Research output: Contribution to Journal/MagazineJournal articlepeer-review

<mark>Journal publication date</mark>04/2014
<mark>Journal</mark>Journal of Biophotonics
Issue number3-4
Number of pages13
Pages (from-to)153-165
Publication StatusPublished
Early online date19/03/14
<mark>Original language</mark>English


There remains a need for objective and cost-effective approaches capable of diagnosing early-stage disease in point-of-care clinical settings. Given an increasingly ageing population resulting in a rising prevalence of chronic diseases, the need for screening to facilitate the personalising of therapies to prevent or slow down pathology development will increase. Such a tool needs to be robust but simple enough to be implemented into clinical practice. There is interest in extracting biomarkers from biofluids (e.g., plasma or serum); techniques based on vibrational spectroscopy provide an option. Sample preparation is minimal, techniques involved are relatively low-cost, and data frameworks are available. This review explores the evidence supporting the applicability of vibrational spectroscopy to generate spectral biomarkers of disease in biofluids. We extend the inter-disciplinary nature of this approach to hypothesise a microfluidic platform that could allow such measurements.
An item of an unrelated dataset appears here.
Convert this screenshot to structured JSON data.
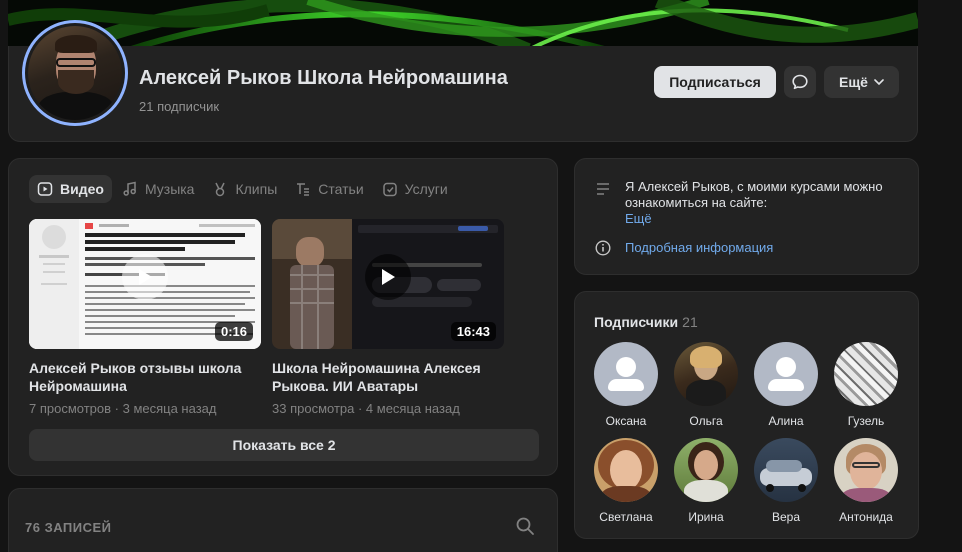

With an appropriate lightsource, such engineering could revolutionize screening in the 21st century.